In California, we're up close and personal with the effects of climate change. Between the worst drought in California's history, fires across the state, 26 million dead trees in the Sierra Nevada, massive heat waves, and rising sea levels, there's no doubt that climate change is real -- and California is ground zero.
This week, the California Air Resources Board released new regulations to extend the Cap and Trade program that began in 2006 -- a move that will help bolster the governor's plan to keep California on a path toward clean energy and climate leadership. It's an important step, but the Cap and Trade program alone will not solve our climate problem -- we need to ban on oil drilling and fracking in our state.
It's common knowledge that when the bathtub is overflowing, the first thing to do is turn off the water. Our state is trying to sop up the water on the floor but isn't turning off the tap.
The tap in our case? Carbon dioxide and other greenhouse gases. The source of these greenhouse gas emissions? Oil and gas. One key solution is to turn off the tap in California is to radically reduce the amount of gas and oil we are pulling from our ground to both use in our state and sell to the rest of the world.
A recent inventory of greenhouse gases released by the state shows we're making progress on reducing emissions, but we still have a long way to go. In 2014 California had already reduced its greenhouse gas emissions by almost 10 percent compared to 2004. However, we are still releasing 441.5 million metric tons of greenhouse gases each year -- placing California in the top 10 when states are ranked by highest emission level.
And that number is just what's released in our state. It doesn't account for the dirty oil that is extracted from California and burned in other parts of the world.
Our state is doing great with solar energy and clean cars, but it has to get real about our outsized carbon footprint and commit to a steady decrease in oil drilling and fracking, first targeting drilling near homes and schools, as well as cutting back on drilling for fuels that emit particularly high levels of carbon dioxide. These are urgent first steps needed to protect our children and families. We can also start by retraining our workers for jobs in fields that bolster California's economy without destroying our climate. By 2030, we can phase out all oil drilling and fracking.
It's an ambitious plan, but there isn't an alternative if we want to protect our state. Californians are no strangers to climate leadership, and we can get the job done.
To be clear: a ban on oil drilling and fracking requires action from the governor. But in the meantime, there are steps we can all take. Trucks and cars are responsible for most of California's greenhouse gas emissions. Buying an electric car, choosing public transit, and contacting legislators to demand increased funding for mass transit are ways we can all move this process along. Governor Brown can also release funds collected from the oil industry to fund programs that help low-income Californians get cleaner cars.
Another important piece of this puzzle is solar power, which can heat our water, power our computers, and keep our air conditioners running. Solar power works -- and it works best when we need it the most. We can all urge utility companies to invest in clean energy and offer more options for Californians to invest in solar power.

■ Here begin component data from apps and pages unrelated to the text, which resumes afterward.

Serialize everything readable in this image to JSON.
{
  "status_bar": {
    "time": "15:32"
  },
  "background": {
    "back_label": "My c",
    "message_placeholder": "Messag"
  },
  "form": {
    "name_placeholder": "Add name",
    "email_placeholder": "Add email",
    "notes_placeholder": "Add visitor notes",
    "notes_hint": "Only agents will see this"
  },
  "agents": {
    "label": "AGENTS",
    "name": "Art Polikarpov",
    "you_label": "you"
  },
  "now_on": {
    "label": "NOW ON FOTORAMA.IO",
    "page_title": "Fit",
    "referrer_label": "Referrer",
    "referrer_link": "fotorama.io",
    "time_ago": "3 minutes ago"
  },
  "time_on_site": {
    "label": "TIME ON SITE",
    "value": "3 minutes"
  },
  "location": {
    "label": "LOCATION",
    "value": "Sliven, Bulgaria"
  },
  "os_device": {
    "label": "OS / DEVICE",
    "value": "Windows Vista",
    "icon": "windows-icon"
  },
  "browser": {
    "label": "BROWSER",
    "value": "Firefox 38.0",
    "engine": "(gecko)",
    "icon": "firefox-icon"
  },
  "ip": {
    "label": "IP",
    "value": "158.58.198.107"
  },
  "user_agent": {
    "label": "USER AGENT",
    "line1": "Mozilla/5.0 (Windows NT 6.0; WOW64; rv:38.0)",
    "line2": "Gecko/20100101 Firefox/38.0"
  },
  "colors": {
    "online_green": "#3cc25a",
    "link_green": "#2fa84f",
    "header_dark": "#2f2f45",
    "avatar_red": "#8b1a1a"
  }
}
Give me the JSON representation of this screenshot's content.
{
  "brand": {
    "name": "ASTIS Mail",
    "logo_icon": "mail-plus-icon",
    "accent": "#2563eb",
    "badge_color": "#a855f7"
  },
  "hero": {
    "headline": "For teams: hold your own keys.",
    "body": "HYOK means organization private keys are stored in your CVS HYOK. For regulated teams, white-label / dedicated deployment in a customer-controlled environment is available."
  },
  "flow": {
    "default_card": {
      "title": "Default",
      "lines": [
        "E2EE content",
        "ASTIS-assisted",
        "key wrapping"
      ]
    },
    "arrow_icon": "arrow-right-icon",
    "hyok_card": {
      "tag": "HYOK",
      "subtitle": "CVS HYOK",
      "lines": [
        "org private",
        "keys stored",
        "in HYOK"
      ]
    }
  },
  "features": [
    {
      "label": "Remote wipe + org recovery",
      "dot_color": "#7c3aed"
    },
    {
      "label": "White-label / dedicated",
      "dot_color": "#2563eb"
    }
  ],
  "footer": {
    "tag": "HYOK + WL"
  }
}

Already, California stands out as a leader in solar power and clean cars, with over 200,000 electric cars in our state. By limiting the amount of greenhouse gas emissions that businesses are allowed to release or requiring them to pay for credits when they exceed that limit, Governor Brown's efforts to extend cap and trade may help too.
But these steps alone don't get to the root of the problem. The next job for Governor Brown is to find ways to contain carbon and keep it in the ground. If our state is serious about leading the battle for our climate, we need to phase out oil drilling and fracking.
Dan Jacobson is the Legislative Director of Environment California and is on the steering committee of Californians Against Fracking, a coalition working to win a statewide ban on fracking and other dangerous oil and gas extraction activities in California.